# Task statement:
Where does the word "username" occur in the data below? Copy each line that holds it.

*** Opening of Data in this exercise ***

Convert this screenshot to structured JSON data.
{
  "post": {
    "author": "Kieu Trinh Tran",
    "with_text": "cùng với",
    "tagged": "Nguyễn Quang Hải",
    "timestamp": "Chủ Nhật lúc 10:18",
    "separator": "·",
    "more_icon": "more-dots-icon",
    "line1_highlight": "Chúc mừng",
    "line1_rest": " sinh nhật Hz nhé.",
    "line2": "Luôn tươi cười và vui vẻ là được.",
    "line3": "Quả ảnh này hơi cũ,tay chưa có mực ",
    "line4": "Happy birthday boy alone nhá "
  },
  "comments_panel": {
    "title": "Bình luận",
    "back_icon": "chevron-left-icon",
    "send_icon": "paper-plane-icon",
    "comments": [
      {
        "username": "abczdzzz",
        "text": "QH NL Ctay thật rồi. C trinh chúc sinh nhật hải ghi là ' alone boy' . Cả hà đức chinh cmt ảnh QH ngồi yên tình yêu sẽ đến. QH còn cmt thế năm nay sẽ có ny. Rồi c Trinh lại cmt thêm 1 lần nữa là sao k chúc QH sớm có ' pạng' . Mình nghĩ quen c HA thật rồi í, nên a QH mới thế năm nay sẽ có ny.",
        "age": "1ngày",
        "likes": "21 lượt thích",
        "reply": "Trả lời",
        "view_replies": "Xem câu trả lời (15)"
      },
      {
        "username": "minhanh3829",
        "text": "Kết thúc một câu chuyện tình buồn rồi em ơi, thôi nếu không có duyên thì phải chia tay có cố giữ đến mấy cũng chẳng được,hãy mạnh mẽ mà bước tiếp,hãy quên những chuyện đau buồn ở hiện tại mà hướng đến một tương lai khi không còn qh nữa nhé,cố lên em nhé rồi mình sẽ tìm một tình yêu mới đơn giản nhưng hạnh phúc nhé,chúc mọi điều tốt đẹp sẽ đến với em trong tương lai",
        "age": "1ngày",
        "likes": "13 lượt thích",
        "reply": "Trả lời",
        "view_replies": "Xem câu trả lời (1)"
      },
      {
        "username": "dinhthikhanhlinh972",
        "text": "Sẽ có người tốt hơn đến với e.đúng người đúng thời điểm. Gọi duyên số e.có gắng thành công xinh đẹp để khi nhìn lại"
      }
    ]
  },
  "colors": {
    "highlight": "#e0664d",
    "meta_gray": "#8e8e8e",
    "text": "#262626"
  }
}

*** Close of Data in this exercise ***

# The completed task:
        "username": "abczdzzz",
        "username": "minhanh3829",
        "username": "dinhthikhanhlinh972",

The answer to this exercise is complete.